With regard to Richard Fahey, he is honest, straight-talking and a very good horseman. He is a great people person and is a good friend to me and my wife Emma. Richard has been a trainer for 19 years and has had over 1,350 winners and it was an absolute honour to have given him his first UK Group 1.
We used to have horses with other trainers but for the last few seasons all of our horses have been with Richard. The system at Musley Bank suits me well. As for Paul Hanagan, the dual champion jockey, you could not meet a nicer, more down to earth and honest lad.
What is the plan for Mayson now?

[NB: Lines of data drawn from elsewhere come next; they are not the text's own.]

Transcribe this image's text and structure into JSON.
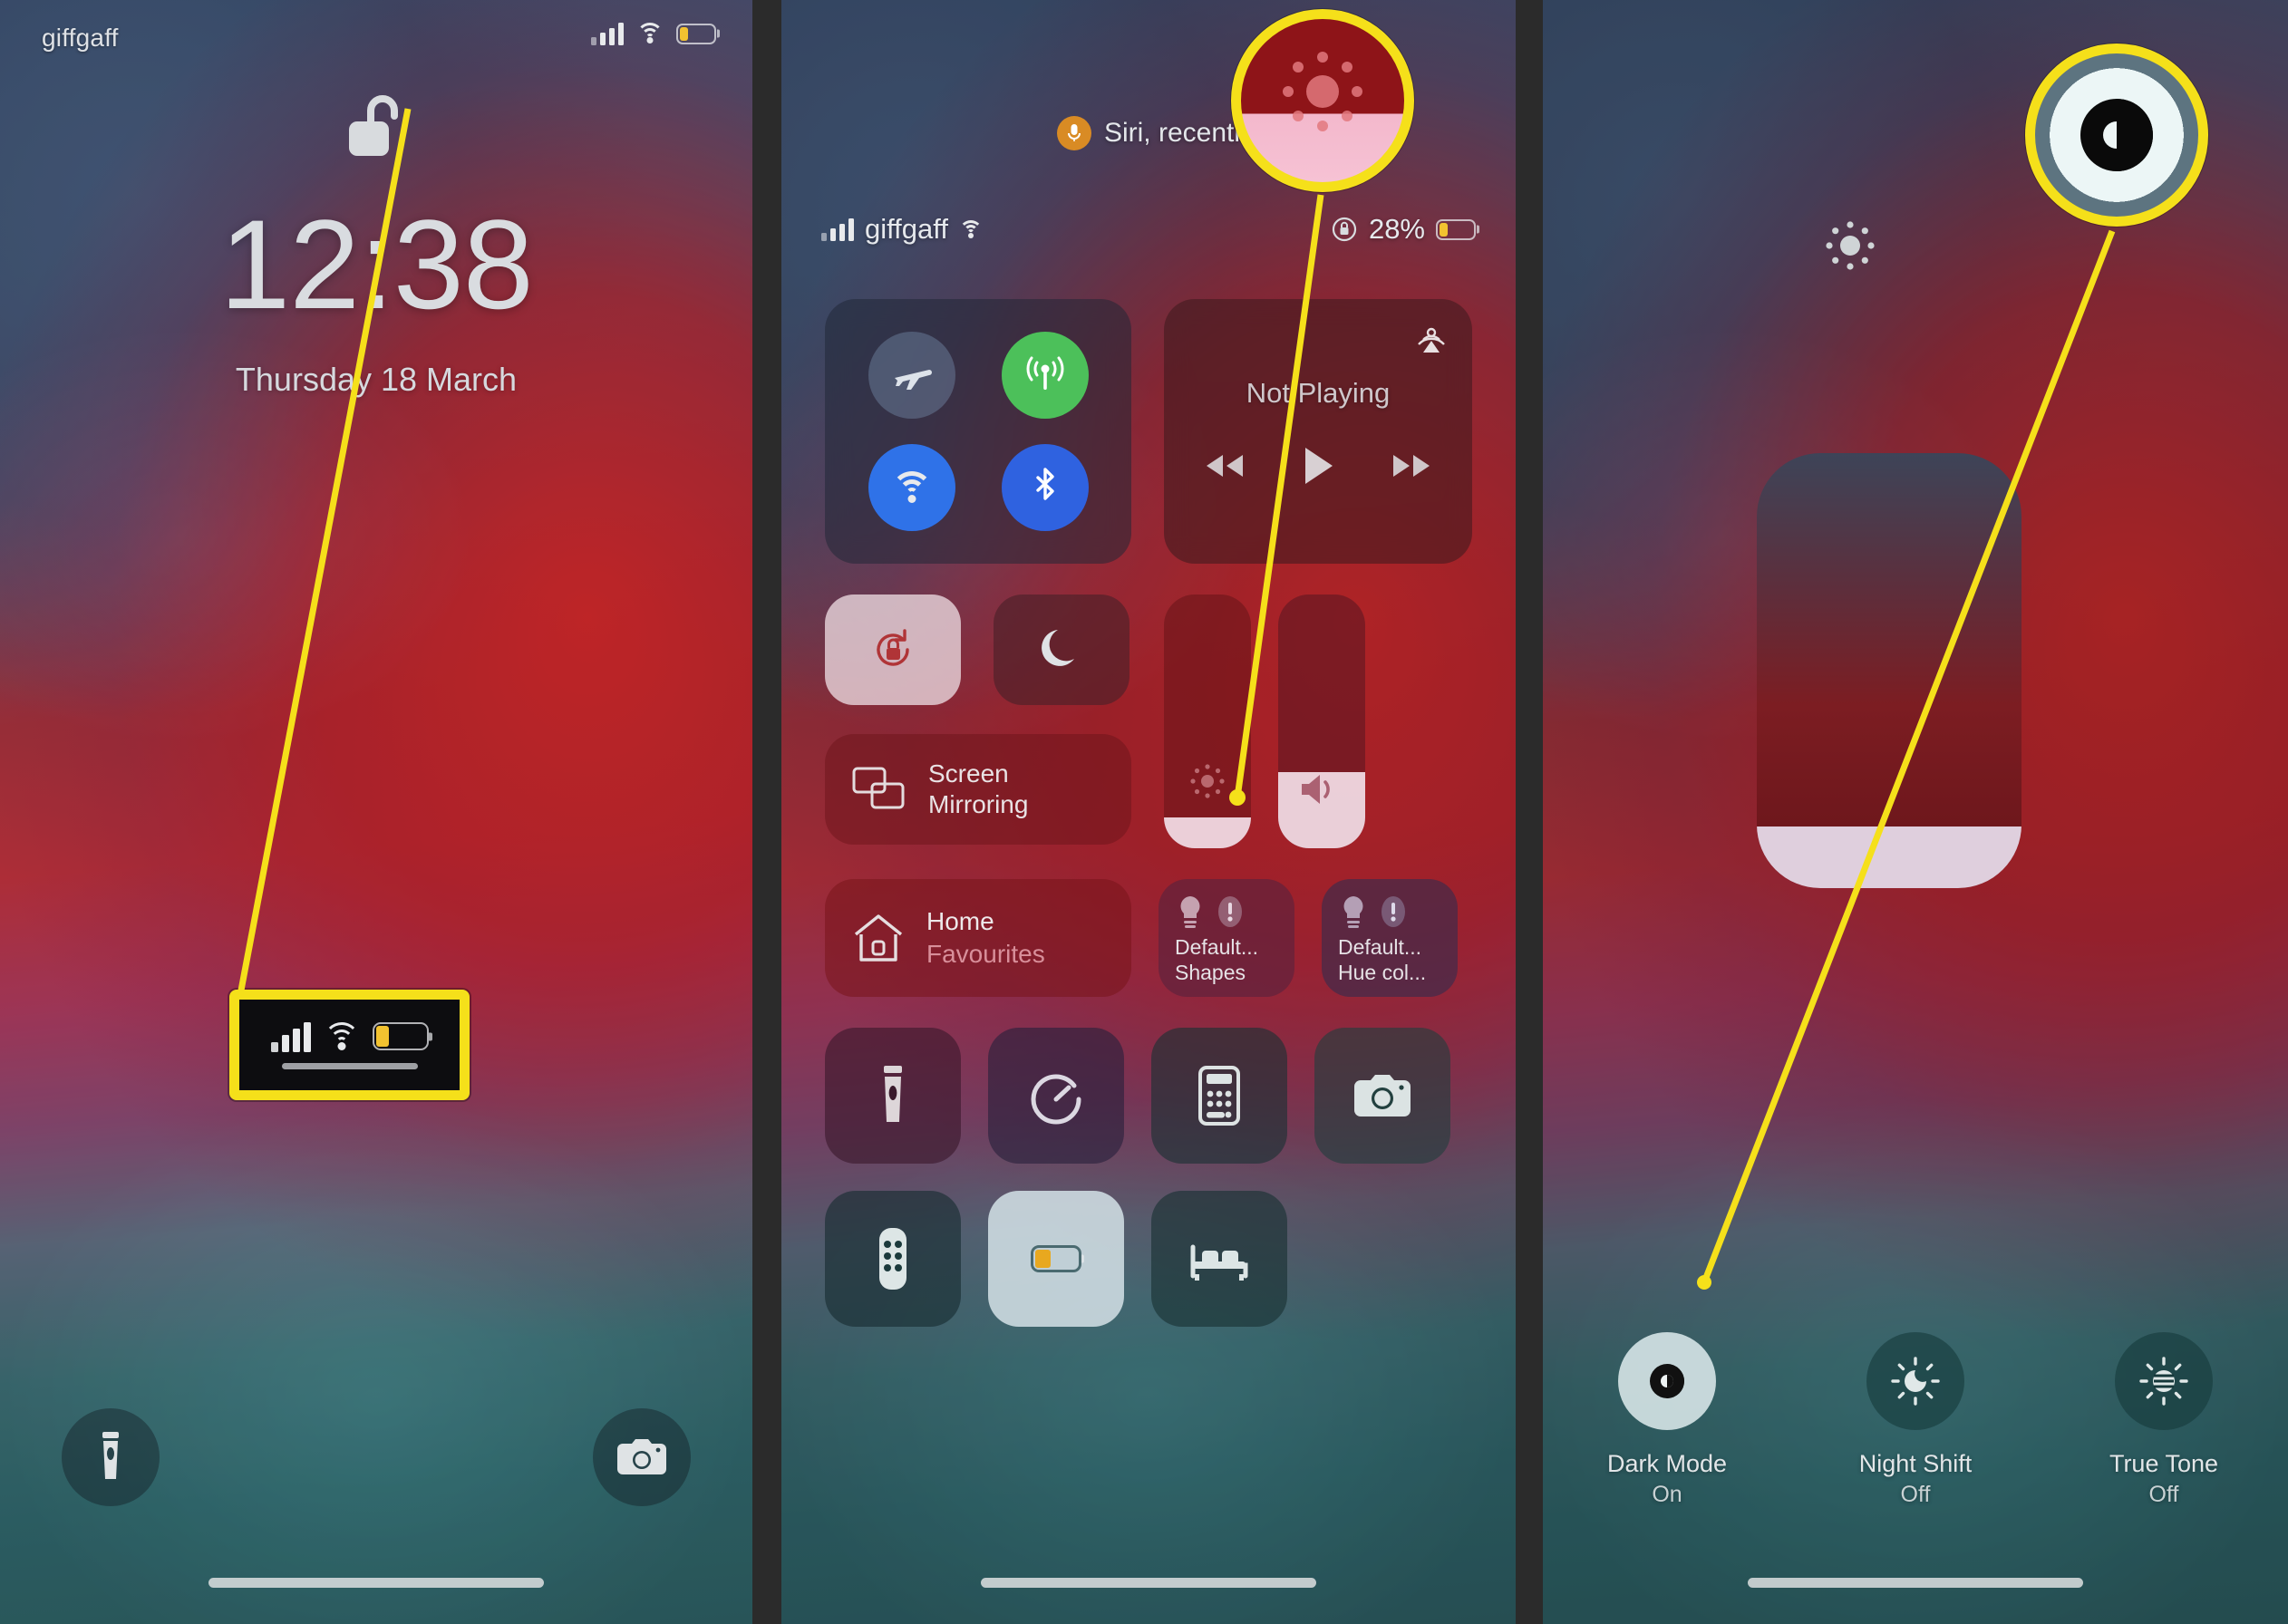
{
  "panels": {
    "lockscreen": {
      "carrier": "giffgaff",
      "time": "12:38",
      "date": "Thursday 18 March",
      "lock_icon": "unlocked-lock-icon",
      "status": {
        "signal": "signal-bars-icon",
        "wifi": "wifi-icon",
        "battery": "battery-low-icon"
      },
      "shortcuts": [
        {
          "name": "flashlight-shortcut",
          "icon": "flashlight-icon"
        },
        {
          "name": "camera-shortcut",
          "icon": "camera-icon"
        }
      ],
      "callout_label": "status-bar-zoom-callout"
    },
    "controlcenter": {
      "siri_banner": "Siri, recentl",
      "siri_icon": "microphone-icon",
      "carrier": "giffgaff",
      "battery_percent": "28%",
      "rotation_lock_icon": "rotation-lock-icon",
      "connectivity": [
        {
          "name": "airplane-mode-toggle",
          "icon": "airplane-icon",
          "state": "off"
        },
        {
          "name": "cellular-data-toggle",
          "icon": "cellular-icon",
          "state": "on"
        },
        {
          "name": "wifi-toggle",
          "icon": "wifi-icon",
          "state": "on"
        },
        {
          "name": "bluetooth-toggle",
          "icon": "bluetooth-icon",
          "state": "on"
        }
      ],
      "media": {
        "title": "Not Playing",
        "airplay_icon": "airplay-icon",
        "prev": "rewind-icon",
        "play": "play-icon",
        "next": "fast-forward-icon"
      },
      "rotation_tile": "rotation-lock-tile",
      "dnd_tile": "do-not-disturb-tile",
      "screen_mirroring": {
        "line1": "Screen",
        "line2": "Mirroring",
        "icon": "screen-mirroring-icon"
      },
      "brightness_slider": {
        "name": "brightness-slider",
        "icon": "brightness-icon",
        "level_percent": 12
      },
      "volume_slider": {
        "name": "volume-slider",
        "icon": "speaker-icon",
        "level_percent": 30
      },
      "home_tile": {
        "line1": "Home",
        "line2": "Favourites",
        "icon": "home-icon"
      },
      "accessory_tiles": [
        {
          "line1": "Default...",
          "line2": "Shapes",
          "icon": "lightbulb-icon",
          "badge": "alert-icon"
        },
        {
          "line1": "Default...",
          "line2": "Hue col...",
          "icon": "lightbulb-icon",
          "badge": "alert-icon"
        }
      ],
      "apps": [
        {
          "name": "flashlight-button",
          "icon": "flashlight-icon",
          "state": "off"
        },
        {
          "name": "timer-button",
          "icon": "timer-icon",
          "state": "off"
        },
        {
          "name": "calculator-button",
          "icon": "calculator-icon",
          "state": "off"
        },
        {
          "name": "camera-button",
          "icon": "camera-icon",
          "state": "off"
        },
        {
          "name": "apple-tv-remote-button",
          "icon": "remote-icon",
          "state": "off"
        },
        {
          "name": "low-power-mode-button",
          "icon": "battery-icon",
          "state": "on"
        },
        {
          "name": "sleep-mode-button",
          "icon": "bed-icon",
          "state": "off"
        }
      ]
    },
    "brightness_expanded": {
      "brightness_icon": "brightness-icon",
      "slider": {
        "name": "brightness-slider-expanded",
        "level_percent": 14
      },
      "options": [
        {
          "label": "Dark Mode",
          "state": "On",
          "icon": "dark-mode-icon",
          "active": true
        },
        {
          "label": "Night Shift",
          "state": "Off",
          "icon": "night-shift-icon",
          "active": false
        },
        {
          "label": "True Tone",
          "state": "Off",
          "icon": "true-tone-icon",
          "active": false
        }
      ]
    }
  },
  "annotations": {
    "highlight_color": "#f5e01a",
    "callouts": [
      {
        "name": "status-bar-callout",
        "target": "lockscreen-status-bar"
      },
      {
        "name": "brightness-callout",
        "target": "controlcenter-brightness-slider"
      },
      {
        "name": "dark-mode-callout",
        "target": "dark-mode-toggle"
      }
    ]
  }
}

The plan is to continue racing Mayson until the end of this season. We had a lot of interest in him from various studs after his July Cup win and I am delighted to have concluded a deal with Cheveley Park Stud to stand him.
They have purchased 75% of Mayson and I have retained 25% and I feel that he will get the best start possible to his stallion career with Cheveley Park, which is of course a world-renowned and very successful operation.
Most of your horses in training are sprinters. Are you not excited by staying horses?
I enjoy all distances of racing but on my initial entry into the sport, and after studying for a little while, I thought it best to concentrate on one sector. However, I am certainly not saying that I would not like to own a high-class miler or a quality stayer.
If you could wave a magic wand and alter British racing overnight, what would you change?
One thing is obviously the prize-money, which during our short time in racing – 2012 is our ninth season – we have seen deteriorate. Secondly, although it does not bother me personally, I think that some of the facilities for the owners and trainers across the country fall short of the standard that should be expected.
This does not give a good impression for newcomers and most definitely we need to attract new owners to our sport. Finally, I think there is a lack of opportunities for the higher rated (90+) three-year-old horses to race against their own age group.
What is the best piece of advice you’ve been given during your time in racing?
When I first started out a certain gentleman told me never to refuse an offer for your horse, as it will never be worth that much again. I must say that I did not take this piece of advice very seriously at the time, but two years later we had a filly that won first time out and we were offered a substantial amount of money for her.
I declined that offer and in her second race, where she was the odds-on favourite, she fractured her pelvis. That gentleman’s comments came readily to mind.